Among the entries, which lines carry the string "JSON"? Copy each of them.

*** Opening of Dataset records ***

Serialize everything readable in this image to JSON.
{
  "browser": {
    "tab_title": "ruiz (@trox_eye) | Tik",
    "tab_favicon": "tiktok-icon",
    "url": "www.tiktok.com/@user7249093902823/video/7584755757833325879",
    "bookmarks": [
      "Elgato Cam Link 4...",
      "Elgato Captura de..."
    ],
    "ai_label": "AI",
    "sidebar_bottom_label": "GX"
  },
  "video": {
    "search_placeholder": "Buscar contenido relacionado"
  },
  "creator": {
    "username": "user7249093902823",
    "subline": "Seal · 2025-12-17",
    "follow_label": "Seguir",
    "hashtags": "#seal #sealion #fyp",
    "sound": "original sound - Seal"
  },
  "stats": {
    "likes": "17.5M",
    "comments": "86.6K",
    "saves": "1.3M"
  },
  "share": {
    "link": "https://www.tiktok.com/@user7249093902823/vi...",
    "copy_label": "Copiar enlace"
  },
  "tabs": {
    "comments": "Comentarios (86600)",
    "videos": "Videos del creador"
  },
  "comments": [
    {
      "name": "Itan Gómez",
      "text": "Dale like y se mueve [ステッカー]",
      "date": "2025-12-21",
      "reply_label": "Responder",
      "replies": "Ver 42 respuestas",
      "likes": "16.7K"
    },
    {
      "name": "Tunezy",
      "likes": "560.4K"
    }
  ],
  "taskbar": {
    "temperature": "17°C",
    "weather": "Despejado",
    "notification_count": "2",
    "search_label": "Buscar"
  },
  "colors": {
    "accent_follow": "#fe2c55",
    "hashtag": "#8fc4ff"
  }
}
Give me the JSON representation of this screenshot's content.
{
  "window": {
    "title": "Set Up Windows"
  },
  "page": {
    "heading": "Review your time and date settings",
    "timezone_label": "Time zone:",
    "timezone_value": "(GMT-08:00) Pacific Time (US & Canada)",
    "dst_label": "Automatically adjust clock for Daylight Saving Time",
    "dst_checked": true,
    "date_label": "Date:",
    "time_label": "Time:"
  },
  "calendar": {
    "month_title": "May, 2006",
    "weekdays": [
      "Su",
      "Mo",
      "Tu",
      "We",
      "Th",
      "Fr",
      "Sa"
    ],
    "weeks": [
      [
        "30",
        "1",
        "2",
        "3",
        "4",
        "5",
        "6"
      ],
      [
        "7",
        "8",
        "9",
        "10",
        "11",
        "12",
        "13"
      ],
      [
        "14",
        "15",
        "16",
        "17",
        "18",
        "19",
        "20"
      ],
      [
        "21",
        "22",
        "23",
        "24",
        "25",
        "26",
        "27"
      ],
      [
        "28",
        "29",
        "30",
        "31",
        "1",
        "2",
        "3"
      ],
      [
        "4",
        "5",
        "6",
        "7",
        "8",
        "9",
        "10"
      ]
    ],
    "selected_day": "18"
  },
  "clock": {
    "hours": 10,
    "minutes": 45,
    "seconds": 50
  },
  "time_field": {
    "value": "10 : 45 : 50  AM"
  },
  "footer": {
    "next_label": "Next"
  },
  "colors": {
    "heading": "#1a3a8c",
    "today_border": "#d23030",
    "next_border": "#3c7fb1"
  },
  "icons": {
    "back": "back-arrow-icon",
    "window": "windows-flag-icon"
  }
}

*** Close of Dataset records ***

Result of the task =>
Serialize everything readable in this image to JSON.
Give me the JSON representation of this screenshot's content.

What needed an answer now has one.